§ WHAT THIS TASK INVOLVES: Output the entries as they appear, skipping images.

§ Web page and app entries:
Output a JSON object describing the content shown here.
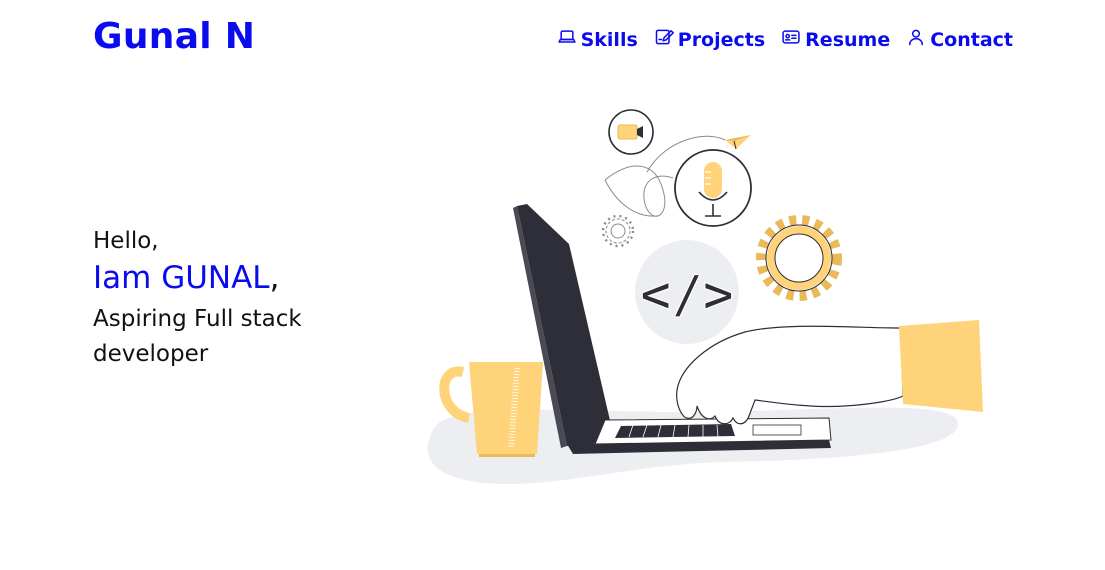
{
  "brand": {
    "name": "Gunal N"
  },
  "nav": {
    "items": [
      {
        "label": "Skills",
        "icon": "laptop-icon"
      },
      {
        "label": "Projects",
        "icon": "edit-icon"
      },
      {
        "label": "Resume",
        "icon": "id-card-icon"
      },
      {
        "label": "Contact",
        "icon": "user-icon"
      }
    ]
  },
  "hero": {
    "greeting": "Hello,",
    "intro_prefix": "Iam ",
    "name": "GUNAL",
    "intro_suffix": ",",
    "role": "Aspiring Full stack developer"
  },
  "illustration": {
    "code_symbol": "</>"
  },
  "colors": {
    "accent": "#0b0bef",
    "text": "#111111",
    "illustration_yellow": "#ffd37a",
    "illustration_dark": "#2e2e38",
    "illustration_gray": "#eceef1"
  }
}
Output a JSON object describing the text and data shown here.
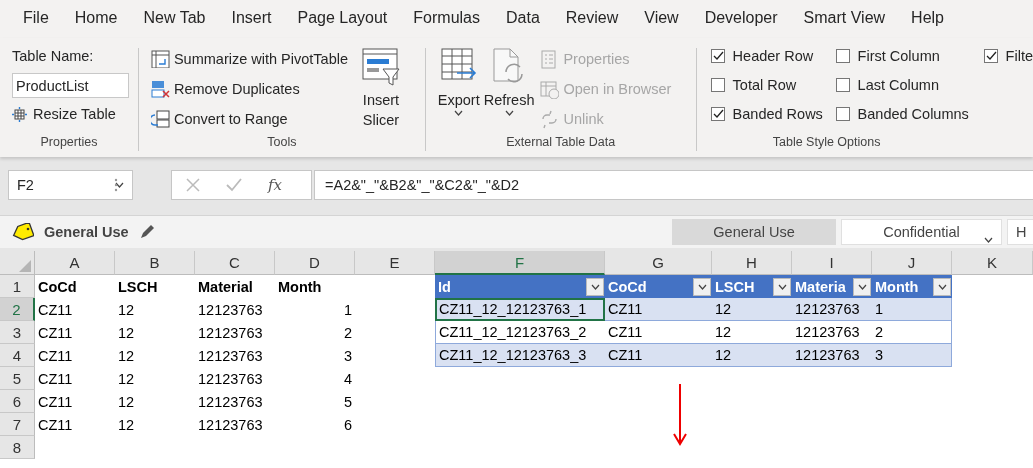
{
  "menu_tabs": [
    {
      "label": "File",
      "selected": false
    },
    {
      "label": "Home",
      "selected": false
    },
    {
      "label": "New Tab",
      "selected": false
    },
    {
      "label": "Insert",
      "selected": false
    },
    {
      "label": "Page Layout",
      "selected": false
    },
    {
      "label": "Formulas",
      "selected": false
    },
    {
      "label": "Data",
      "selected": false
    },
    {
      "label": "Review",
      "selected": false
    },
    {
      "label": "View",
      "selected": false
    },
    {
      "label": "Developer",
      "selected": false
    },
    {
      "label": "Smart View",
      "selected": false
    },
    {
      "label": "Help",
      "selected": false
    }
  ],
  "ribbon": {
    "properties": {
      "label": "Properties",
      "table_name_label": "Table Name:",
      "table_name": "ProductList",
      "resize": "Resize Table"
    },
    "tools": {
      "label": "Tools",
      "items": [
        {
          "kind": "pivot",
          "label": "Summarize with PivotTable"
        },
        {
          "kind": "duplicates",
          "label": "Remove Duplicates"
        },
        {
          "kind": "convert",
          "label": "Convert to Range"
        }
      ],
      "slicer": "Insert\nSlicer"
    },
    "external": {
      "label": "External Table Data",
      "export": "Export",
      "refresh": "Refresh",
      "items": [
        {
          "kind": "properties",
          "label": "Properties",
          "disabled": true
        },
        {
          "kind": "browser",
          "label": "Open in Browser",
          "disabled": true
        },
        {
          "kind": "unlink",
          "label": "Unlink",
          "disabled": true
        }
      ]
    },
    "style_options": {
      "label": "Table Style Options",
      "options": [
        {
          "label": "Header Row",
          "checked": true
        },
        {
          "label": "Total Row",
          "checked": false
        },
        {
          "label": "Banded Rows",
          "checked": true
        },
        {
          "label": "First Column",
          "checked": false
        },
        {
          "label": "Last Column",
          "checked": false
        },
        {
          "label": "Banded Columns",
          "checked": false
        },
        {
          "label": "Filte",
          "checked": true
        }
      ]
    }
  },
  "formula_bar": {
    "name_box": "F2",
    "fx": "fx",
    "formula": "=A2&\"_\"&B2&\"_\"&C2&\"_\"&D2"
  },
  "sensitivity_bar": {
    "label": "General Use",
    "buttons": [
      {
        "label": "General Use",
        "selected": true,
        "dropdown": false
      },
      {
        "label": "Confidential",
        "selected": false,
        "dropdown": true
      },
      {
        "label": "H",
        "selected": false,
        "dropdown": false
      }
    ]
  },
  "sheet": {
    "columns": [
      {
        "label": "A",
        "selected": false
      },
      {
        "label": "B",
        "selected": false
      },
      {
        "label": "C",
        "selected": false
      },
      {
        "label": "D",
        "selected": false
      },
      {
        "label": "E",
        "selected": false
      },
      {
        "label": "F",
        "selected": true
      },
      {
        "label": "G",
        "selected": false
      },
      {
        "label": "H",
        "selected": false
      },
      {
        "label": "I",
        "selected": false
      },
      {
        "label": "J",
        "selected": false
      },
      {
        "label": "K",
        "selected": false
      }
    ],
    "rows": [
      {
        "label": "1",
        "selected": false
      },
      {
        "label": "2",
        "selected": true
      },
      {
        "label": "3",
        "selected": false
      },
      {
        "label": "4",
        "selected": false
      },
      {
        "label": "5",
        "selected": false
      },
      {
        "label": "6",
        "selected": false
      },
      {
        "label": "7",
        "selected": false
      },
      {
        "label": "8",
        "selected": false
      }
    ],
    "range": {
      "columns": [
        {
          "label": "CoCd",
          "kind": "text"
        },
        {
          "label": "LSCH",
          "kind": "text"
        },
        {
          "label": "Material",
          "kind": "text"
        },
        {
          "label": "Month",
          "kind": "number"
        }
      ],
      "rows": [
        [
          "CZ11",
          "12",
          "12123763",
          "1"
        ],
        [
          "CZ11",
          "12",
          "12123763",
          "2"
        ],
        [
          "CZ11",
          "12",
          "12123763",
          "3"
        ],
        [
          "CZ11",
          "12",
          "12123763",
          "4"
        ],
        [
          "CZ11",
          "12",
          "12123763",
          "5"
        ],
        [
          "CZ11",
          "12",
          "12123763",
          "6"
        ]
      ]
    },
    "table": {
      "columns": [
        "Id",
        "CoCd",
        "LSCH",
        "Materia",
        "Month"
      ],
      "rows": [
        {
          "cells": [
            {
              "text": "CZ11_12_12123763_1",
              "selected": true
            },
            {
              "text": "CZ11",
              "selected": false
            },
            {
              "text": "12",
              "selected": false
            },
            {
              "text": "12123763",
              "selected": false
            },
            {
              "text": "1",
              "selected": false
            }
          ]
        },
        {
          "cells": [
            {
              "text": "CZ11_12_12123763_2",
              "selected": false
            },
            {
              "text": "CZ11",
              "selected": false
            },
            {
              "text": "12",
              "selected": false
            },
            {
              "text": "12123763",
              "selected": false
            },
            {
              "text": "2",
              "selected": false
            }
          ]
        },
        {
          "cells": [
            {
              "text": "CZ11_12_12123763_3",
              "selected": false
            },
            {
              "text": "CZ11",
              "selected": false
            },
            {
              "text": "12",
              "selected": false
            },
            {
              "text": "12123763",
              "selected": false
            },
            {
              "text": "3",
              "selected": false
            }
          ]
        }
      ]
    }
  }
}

§ YOUR RESPONSE:
Output a JSON object describing the content shown here.
{
  "brand": {
    "name": "Gunal N"
  },
  "nav": {
    "items": [
      {
        "label": "Skills",
        "icon": "laptop-icon"
      },
      {
        "label": "Projects",
        "icon": "edit-icon"
      },
      {
        "label": "Resume",
        "icon": "id-card-icon"
      },
      {
        "label": "Contact",
        "icon": "user-icon"
      }
    ]
  },
  "hero": {
    "greeting": "Hello,",
    "intro_prefix": "Iam ",
    "name": "GUNAL",
    "intro_suffix": ",",
    "role": "Aspiring Full stack developer"
  },
  "illustration": {
    "code_symbol": "</>"
  },
  "colors": {
    "accent": "#0b0bef",
    "text": "#111111",
    "illustration_yellow": "#ffd37a",
    "illustration_dark": "#2e2e38",
    "illustration_gray": "#eceef1"
  }
}
Output a JSON object describing the text and data shown here.
{
  "menu_tabs": [
    {
      "label": "File",
      "selected": false
    },
    {
      "label": "Home",
      "selected": false
    },
    {
      "label": "New Tab",
      "selected": false
    },
    {
      "label": "Insert",
      "selected": false
    },
    {
      "label": "Page Layout",
      "selected": false
    },
    {
      "label": "Formulas",
      "selected": false
    },
    {
      "label": "Data",
      "selected": false
    },
    {
      "label": "Review",
      "selected": false
    },
    {
      "label": "View",
      "selected": false
    },
    {
      "label": "Developer",
      "selected": false
    },
    {
      "label": "Smart View",
      "selected": false
    },
    {
      "label": "Help",
      "selected": false
    }
  ],
  "ribbon": {
    "properties": {
      "label": "Properties",
      "table_name_label": "Table Name:",
      "table_name": "ProductList",
      "resize": "Resize Table"
    },
    "tools": {
      "label": "Tools",
      "items": [
        {
          "kind": "pivot",
          "label": "Summarize with PivotTable"
        },
        {
          "kind": "duplicates",
          "label": "Remove Duplicates"
        },
        {
          "kind": "convert",
          "label": "Convert to Range"
        }
      ],
      "slicer": "Insert\nSlicer"
    },
    "external": {
      "label": "External Table Data",
      "export": "Export",
      "refresh": "Refresh",
      "items": [
        {
          "kind": "properties",
          "label": "Properties",
          "disabled": true
        },
        {
          "kind": "browser",
          "label": "Open in Browser",
          "disabled": true
        },
        {
          "kind": "unlink",
          "label": "Unlink",
          "disabled": true
        }
      ]
    },
    "style_options": {
      "label": "Table Style Options",
      "options": [
        {
          "label": "Header Row",
          "checked": true
        },
        {
          "label": "Total Row",
          "checked": false
        },
        {
          "label": "Banded Rows",
          "checked": true
        },
        {
          "label": "First Column",
          "checked": false
        },
        {
          "label": "Last Column",
          "checked": false
        },
        {
          "label": "Banded Columns",
          "checked": false
        },
        {
          "label": "Filte",
          "checked": true
        }
      ]
    }
  },
  "formula_bar": {
    "name_box": "F2",
    "fx": "fx",
    "formula": "=A2&\"_\"&B2&\"_\"&C2&\"_\"&D2"
  },
  "sensitivity_bar": {
    "label": "General Use",
    "buttons": [
      {
        "label": "General Use",
        "selected": true,
        "dropdown": false
      },
      {
        "label": "Confidential",
        "selected": false,
        "dropdown": true
      },
      {
        "label": "H",
        "selected": false,
        "dropdown": false
      }
    ]
  },
  "sheet": {
    "columns": [
      {
        "label": "A",
        "selected": false
      },
      {
        "label": "B",
        "selected": false
      },
      {
        "label": "C",
        "selected": false
      },
      {
        "label": "D",
        "selected": false
      },
      {
        "label": "E",
        "selected": false
      },
      {
        "label": "F",
        "selected": true
      },
      {
        "label": "G",
        "selected": false
      },
      {
        "label": "H",
        "selected": false
      },
      {
        "label": "I",
        "selected": false
      },
      {
        "label": "J",
        "selected": false
      },
      {
        "label": "K",
        "selected": false
      }
    ],
    "rows": [
      {
        "label": "1",
        "selected": false
      },
      {
        "label": "2",
        "selected": true
      },
      {
        "label": "3",
        "selected": false
      },
      {
        "label": "4",
        "selected": false
      },
      {
        "label": "5",
        "selected": false
      },
      {
        "label": "6",
        "selected": false
      },
      {
        "label": "7",
        "selected": false
      },
      {
        "label": "8",
        "selected": false
      }
    ],
    "range": {
      "columns": [
        {
          "label": "CoCd",
          "kind": "text"
        },
        {
          "label": "LSCH",
          "kind": "text"
        },
        {
          "label": "Material",
          "kind": "text"
        },
        {
          "label": "Month",
          "kind": "number"
        }
      ],
      "rows": [
        [
          "CZ11",
          "12",
          "12123763",
          "1"
        ],
        [
          "CZ11",
          "12",
          "12123763",
          "2"
        ],
        [
          "CZ11",
          "12",
          "12123763",
          "3"
        ],
        [
          "CZ11",
          "12",
          "12123763",
          "4"
        ],
        [
          "CZ11",
          "12",
          "12123763",
          "5"
        ],
        [
          "CZ11",
          "12",
          "12123763",
          "6"
        ]
      ]
    },
    "table": {
      "columns": [
        "Id",
        "CoCd",
        "LSCH",
        "Materia",
        "Month"
      ],
      "rows": [
        {
          "cells": [
            {
              "text": "CZ11_12_12123763_1",
              "selected": true
            },
            {
              "text": "CZ11",
              "selected": false
            },
            {
              "text": "12",
              "selected": false
            },
            {
              "text": "12123763",
              "selected": false
            },
            {
              "text": "1",
              "selected": false
            }
          ]
        },
        {
          "cells": [
            {
              "text": "CZ11_12_12123763_2",
              "selected": false
            },
            {
              "text": "CZ11",
              "selected": false
            },
            {
              "text": "12",
              "selected": false
            },
            {
              "text": "12123763",
              "selected": false
            },
            {
              "text": "2",
              "selected": false
            }
          ]
        },
        {
          "cells": [
            {
              "text": "CZ11_12_12123763_3",
              "selected": false
            },
            {
              "text": "CZ11",
              "selected": false
            },
            {
              "text": "12",
              "selected": false
            },
            {
              "text": "12123763",
              "selected": false
            },
            {
              "text": "3",
              "selected": false
            }
          ]
        }
      ]
    }
  }
}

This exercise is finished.